The silence is defining. I have no clue except a plaque at the entrance “Site of Vitagraph Company of America, Motion Picture Studio, 1916.”
A shadowy figure beckons from a side doorway. “Hey” she says. “Yeah. You. You lookin’ for a quality clinical education?” That’s an easy one.
“No. I want the admissions office here.” “F%#k that. I can get you Harvard Med-guaranteed.” “Not interested.” “OK. Forget the Crimson Tide.”
“That’s Alabama.” “Whatever.” She leans in. “How about I fix you up with Johns Hopkins, early admissions, first tier, no questions asked?”
“You’re barking up the wrong prospective premed. I’m not seeking a lucrative medical career. I’m looking for a girl.” “That would be me.”
“No. I’m here to meet with the Dean of Admissions.” “Oh. That would also be me.” She points to the Vitagraph plaque. “We can’t talk here.”
She puts a finger to her lip and signs “Come along” or maybe “Complain.” My American Sign Language is rusty. Luckily my cell has an ASL app.
“Why are we signing?” “This was a silent film studio. We took a vow of silence to work here.” She signs again which I snap with the app.
It translates as “stomach.” “What about your stomach?” She signs either “no” or”squirrel.” My ASL app says “Monster.” I realize I’m hungry.
“A monster?” She shakes her head. I follow her inside. In silence we reach her office where with a look down the hall she closes the door.
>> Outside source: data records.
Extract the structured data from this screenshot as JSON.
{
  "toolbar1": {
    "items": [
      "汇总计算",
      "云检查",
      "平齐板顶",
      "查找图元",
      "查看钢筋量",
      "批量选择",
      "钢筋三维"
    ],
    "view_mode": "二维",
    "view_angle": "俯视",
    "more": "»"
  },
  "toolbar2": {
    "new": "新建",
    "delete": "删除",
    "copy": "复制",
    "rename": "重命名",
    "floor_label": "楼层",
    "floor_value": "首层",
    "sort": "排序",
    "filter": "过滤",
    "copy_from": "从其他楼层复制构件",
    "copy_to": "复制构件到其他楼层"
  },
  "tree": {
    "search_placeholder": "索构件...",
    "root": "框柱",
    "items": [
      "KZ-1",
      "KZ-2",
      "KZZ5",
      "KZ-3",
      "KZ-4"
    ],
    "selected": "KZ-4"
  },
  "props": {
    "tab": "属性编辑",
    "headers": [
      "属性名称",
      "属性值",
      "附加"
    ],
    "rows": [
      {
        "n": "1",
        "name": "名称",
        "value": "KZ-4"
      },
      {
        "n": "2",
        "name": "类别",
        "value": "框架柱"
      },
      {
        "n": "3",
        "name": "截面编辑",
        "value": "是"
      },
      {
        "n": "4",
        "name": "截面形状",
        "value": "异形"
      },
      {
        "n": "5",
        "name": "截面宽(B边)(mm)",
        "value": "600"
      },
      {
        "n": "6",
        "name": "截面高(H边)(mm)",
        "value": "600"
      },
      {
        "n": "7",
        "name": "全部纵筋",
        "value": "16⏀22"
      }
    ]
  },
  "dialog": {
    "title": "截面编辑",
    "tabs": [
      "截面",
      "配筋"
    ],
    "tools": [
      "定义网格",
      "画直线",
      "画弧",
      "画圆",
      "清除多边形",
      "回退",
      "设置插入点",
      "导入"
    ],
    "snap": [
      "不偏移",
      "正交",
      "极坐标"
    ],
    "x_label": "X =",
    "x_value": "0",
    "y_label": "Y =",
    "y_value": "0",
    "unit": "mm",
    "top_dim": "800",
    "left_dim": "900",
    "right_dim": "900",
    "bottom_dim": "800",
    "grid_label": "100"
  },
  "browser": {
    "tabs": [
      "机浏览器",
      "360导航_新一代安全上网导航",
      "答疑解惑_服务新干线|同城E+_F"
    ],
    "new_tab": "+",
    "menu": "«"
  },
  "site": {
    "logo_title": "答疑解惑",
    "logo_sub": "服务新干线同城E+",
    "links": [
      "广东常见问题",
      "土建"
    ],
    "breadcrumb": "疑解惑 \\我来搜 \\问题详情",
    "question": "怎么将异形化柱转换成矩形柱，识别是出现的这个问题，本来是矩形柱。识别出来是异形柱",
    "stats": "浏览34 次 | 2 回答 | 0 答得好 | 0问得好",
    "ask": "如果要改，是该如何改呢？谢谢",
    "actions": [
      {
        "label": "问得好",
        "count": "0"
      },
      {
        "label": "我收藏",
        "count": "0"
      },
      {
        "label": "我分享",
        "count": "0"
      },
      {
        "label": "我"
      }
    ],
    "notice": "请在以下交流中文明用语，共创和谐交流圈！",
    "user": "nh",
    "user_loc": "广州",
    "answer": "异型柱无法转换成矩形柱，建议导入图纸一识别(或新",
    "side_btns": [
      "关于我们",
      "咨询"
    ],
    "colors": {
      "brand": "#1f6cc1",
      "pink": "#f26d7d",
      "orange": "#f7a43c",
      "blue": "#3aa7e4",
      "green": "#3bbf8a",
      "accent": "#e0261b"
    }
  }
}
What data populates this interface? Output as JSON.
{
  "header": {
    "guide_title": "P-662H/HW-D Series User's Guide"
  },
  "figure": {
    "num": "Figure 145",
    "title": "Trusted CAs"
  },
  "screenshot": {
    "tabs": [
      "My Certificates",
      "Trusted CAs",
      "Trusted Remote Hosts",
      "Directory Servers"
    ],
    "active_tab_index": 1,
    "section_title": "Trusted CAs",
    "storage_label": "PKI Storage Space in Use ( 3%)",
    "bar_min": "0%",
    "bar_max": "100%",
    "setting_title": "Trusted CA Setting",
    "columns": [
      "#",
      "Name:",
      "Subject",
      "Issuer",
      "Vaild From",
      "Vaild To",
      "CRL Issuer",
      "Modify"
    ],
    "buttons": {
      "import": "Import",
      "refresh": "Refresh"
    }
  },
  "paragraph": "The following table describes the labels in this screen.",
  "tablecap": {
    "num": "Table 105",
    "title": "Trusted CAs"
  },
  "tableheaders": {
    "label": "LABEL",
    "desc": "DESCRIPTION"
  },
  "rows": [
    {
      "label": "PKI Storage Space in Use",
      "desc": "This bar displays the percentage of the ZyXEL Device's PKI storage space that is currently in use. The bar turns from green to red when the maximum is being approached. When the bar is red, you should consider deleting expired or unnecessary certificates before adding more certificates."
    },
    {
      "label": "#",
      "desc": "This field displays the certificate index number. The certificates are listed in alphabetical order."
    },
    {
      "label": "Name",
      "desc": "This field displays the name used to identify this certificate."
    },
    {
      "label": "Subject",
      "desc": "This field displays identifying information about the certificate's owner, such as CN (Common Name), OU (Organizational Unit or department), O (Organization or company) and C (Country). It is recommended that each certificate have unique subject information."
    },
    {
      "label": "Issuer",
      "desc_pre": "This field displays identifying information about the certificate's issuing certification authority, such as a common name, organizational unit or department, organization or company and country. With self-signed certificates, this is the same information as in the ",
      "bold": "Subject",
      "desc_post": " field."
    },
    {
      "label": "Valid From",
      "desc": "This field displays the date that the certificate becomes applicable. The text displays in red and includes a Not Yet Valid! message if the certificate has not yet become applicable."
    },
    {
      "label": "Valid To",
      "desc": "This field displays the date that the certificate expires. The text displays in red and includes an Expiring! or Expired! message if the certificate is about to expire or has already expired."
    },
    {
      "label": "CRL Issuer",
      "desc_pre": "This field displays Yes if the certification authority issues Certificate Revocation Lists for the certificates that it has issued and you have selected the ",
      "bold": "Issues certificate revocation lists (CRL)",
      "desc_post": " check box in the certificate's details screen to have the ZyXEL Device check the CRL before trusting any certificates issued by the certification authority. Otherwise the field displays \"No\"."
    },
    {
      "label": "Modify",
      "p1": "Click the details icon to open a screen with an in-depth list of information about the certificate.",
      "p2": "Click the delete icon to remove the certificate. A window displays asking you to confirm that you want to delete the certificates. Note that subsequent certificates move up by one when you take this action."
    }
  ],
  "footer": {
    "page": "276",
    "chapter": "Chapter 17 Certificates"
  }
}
There is a pad on her desk. I write “Why did you think I’m an applicant?” She takes the pad. “Most candidates have been around the block.”
We look out her window. A line of med school wannabees stretches down to the corner. She writes “We get seven applicants for each opening.”
“Most are multiple med school rejects. We’re their last hope.” “You get all the students who couldn’t get into their first choice school?”
“Or second or third. It’s like the joke: What do you call somone graduating last in a med school class?” “Doctor.” We both laugh silently.
Mary writes “Sadly, many of our students are so desperate for a medical diploma they’ll do anything. They cheat, they lie, they steal.”
“And get expelled?” “Only if their financial aid runs out. Once they make residency the medical code of omerta protects them from exposure.”
“Why do hospitals grant residencies to such students?” “Shh!” She signs “We pay them. All professions are conspiracies against the laity.”
I write “Are you quoting Shaw?” Seeing my confusion, Mary signs “But you didn’t hear it from me!” I write “I didn’t hear anything from you!”
This may be my most difficult interrogation ever. I’ve handled tough characters before but never in ASL translation! I give it one more try.
(The Twitter Mystery continues daily at @Twitstery)